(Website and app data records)
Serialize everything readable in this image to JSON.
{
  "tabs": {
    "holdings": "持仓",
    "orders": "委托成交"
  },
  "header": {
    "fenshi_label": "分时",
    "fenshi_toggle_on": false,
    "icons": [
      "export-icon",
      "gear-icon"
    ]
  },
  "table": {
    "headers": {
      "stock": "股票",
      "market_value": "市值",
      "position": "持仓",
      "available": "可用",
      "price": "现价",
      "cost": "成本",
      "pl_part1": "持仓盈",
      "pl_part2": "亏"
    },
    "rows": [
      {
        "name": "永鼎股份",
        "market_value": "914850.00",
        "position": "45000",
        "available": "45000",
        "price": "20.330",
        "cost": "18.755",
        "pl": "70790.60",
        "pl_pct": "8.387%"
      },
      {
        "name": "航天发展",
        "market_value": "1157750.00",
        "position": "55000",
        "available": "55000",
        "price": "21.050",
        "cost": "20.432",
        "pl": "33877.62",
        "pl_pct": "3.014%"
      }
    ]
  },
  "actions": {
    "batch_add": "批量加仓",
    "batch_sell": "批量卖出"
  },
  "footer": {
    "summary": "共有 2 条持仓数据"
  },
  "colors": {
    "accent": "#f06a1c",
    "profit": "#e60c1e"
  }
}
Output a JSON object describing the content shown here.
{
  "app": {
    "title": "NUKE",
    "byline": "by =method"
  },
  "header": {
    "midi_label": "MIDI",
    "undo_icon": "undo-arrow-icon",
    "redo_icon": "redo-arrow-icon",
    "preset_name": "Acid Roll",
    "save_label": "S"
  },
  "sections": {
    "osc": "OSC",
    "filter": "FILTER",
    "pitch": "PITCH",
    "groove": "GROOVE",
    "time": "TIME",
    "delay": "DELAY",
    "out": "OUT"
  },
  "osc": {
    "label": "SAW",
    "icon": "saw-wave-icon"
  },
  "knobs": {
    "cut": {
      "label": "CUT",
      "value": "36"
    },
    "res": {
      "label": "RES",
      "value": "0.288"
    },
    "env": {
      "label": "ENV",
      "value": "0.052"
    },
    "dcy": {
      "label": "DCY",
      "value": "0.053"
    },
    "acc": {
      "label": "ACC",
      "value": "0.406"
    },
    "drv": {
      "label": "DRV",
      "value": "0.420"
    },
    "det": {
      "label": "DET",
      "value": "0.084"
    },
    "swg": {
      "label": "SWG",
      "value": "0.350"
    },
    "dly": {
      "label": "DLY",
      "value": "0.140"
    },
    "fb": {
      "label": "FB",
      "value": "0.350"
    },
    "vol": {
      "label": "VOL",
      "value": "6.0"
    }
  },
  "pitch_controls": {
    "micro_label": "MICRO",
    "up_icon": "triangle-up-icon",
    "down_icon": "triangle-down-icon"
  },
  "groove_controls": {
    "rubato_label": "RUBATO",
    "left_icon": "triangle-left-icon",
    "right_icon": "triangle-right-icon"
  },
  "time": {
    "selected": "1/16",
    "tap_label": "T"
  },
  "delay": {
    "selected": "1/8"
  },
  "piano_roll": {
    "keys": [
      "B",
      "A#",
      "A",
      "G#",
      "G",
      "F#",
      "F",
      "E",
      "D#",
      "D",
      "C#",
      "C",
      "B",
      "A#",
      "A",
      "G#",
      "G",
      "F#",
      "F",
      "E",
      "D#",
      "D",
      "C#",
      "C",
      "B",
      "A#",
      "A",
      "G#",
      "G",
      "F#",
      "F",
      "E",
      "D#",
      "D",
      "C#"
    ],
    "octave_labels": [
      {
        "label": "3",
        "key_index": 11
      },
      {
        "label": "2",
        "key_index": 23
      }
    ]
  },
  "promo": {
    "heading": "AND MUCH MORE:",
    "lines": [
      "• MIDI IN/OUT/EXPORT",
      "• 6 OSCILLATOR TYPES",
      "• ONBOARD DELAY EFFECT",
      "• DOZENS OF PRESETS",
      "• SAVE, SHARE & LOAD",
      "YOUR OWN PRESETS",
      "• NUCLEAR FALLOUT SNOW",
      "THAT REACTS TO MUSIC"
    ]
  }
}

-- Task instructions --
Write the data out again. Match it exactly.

-- Answer to this problem --
Serialize everything readable in this image to JSON.
{
  "tabs": {
    "holdings": "持仓",
    "orders": "委托成交"
  },
  "header": {
    "fenshi_label": "分时",
    "fenshi_toggle_on": false,
    "icons": [
      "export-icon",
      "gear-icon"
    ]
  },
  "table": {
    "headers": {
      "stock": "股票",
      "market_value": "市值",
      "position": "持仓",
      "available": "可用",
      "price": "现价",
      "cost": "成本",
      "pl_part1": "持仓盈",
      "pl_part2": "亏"
    },
    "rows": [
      {
        "name": "永鼎股份",
        "market_value": "914850.00",
        "position": "45000",
        "available": "45000",
        "price": "20.330",
        "cost": "18.755",
        "pl": "70790.60",
        "pl_pct": "8.387%"
      },
      {
        "name": "航天发展",
        "market_value": "1157750.00",
        "position": "55000",
        "available": "55000",
        "price": "21.050",
        "cost": "20.432",
        "pl": "33877.62",
        "pl_pct": "3.014%"
      }
    ]
  },
  "actions": {
    "batch_add": "批量加仓",
    "batch_sell": "批量卖出"
  },
  "footer": {
    "summary": "共有 2 条持仓数据"
  },
  "colors": {
    "accent": "#f06a1c",
    "profit": "#e60c1e"
  }
}
Output a JSON object describing the content shown here.
{
  "app": {
    "title": "NUKE",
    "byline": "by =method"
  },
  "header": {
    "midi_label": "MIDI",
    "undo_icon": "undo-arrow-icon",
    "redo_icon": "redo-arrow-icon",
    "preset_name": "Acid Roll",
    "save_label": "S"
  },
  "sections": {
    "osc": "OSC",
    "filter": "FILTER",
    "pitch": "PITCH",
    "groove": "GROOVE",
    "time": "TIME",
    "delay": "DELAY",
    "out": "OUT"
  },
  "osc": {
    "label": "SAW",
    "icon": "saw-wave-icon"
  },
  "knobs": {
    "cut": {
      "label": "CUT",
      "value": "36"
    },
    "res": {
      "label": "RES",
      "value": "0.288"
    },
    "env": {
      "label": "ENV",
      "value": "0.052"
    },
    "dcy": {
      "label": "DCY",
      "value": "0.053"
    },
    "acc": {
      "label": "ACC",
      "value": "0.406"
    },
    "drv": {
      "label": "DRV",
      "value": "0.420"
    },
    "det": {
      "label": "DET",
      "value": "0.084"
    },
    "swg": {
      "label": "SWG",
      "value": "0.350"
    },
    "dly": {
      "label": "DLY",
      "value": "0.140"
    },
    "fb": {
      "label": "FB",
      "value": "0.350"
    },
    "vol": {
      "label": "VOL",
      "value": "6.0"
    }
  },
  "pitch_controls": {
    "micro_label": "MICRO",
    "up_icon": "triangle-up-icon",
    "down_icon": "triangle-down-icon"
  },
  "groove_controls": {
    "rubato_label": "RUBATO",
    "left_icon": "triangle-left-icon",
    "right_icon": "triangle-right-icon"
  },
  "time": {
    "selected": "1/16",
    "tap_label": "T"
  },
  "delay": {
    "selected": "1/8"
  },
  "piano_roll": {
    "keys": [
      "B",
      "A#",
      "A",
      "G#",
      "G",
      "F#",
      "F",
      "E",
      "D#",
      "D",
      "C#",
      "C",
      "B",
      "A#",
      "A",
      "G#",
      "G",
      "F#",
      "F",
      "E",
      "D#",
      "D",
      "C#",
      "C",
      "B",
      "A#",
      "A",
      "G#",
      "G",
      "F#",
      "F",
      "E",
      "D#",
      "D",
      "C#"
    ],
    "octave_labels": [
      {
        "label": "3",
        "key_index": 11
      },
      {
        "label": "2",
        "key_index": 23
      }
    ]
  },
  "promo": {
    "heading": "AND MUCH MORE:",
    "lines": [
      "• MIDI IN/OUT/EXPORT",
      "• 6 OSCILLATOR TYPES",
      "• ONBOARD DELAY EFFECT",
      "• DOZENS OF PRESETS",
      "• SAVE, SHARE & LOAD",
      "YOUR OWN PRESETS",
      "• NUCLEAR FALLOUT SNOW",
      "THAT REACTS TO MUSIC"
    ]
  }
}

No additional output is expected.